The artist, who divides his time between his hometown of Vancouver and a teaching post in Pasadena, Calif., will mount a solo show of new work in the Canada Pavilion for the 59th version of the art world’s Olympics. Through a career dating back to the 1980s, Douglas has reflected on urban life, history and technology, often looking at the way both historic events and media itself shape our identities and social relations. He is one of Canada’s best-known artists internationally and has shown in four group shows at the Biennale previously, as well as three iterations of the prestigious documenta exhibition in Germany.
His films have exposed social interactions by placing freighted encounters in a context that mimics the feel of commercial movies or advertising; his still photography has included elaborate restagings of historic events such as the Gastown riots of 1971. In Blackout, a series of digitally manipulated photographs he showed in Venice last year, he imagined a total blackout in New York, providing scenes of the darkened skyline and the looting that might ensue. He has also ventured into theatre: Helen Lawrence, his 2014 collaboration with screenwriter Chris Haddock, incorporated film into a stage play, a crime thriller set in Vancouver’s underworld in the late 1940s.
In Venice, his task will be to fill the awkward spiralling shape of the recently renovated Canada Pavilion, a small and airy structure of brick, wood and glass originally built in 1957. The jury who picked Douglas cited the relevance of his work to the global debates taking place in Venice, but the National Gallery can’t say yet whether he will be producing film, photography or even live performance.

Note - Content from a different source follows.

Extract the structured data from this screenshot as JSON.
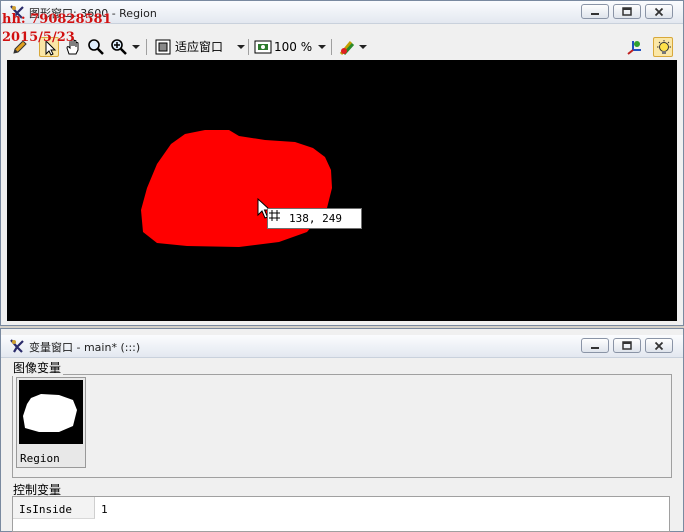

“We are in early conversations,” said NGC director Sasha Suda, adding Douglas would make a proposal to the gallery in March. Since the gallery took over the Canada Pavilion selection process a decade ago, it names an artist first without any particular project or curator attached.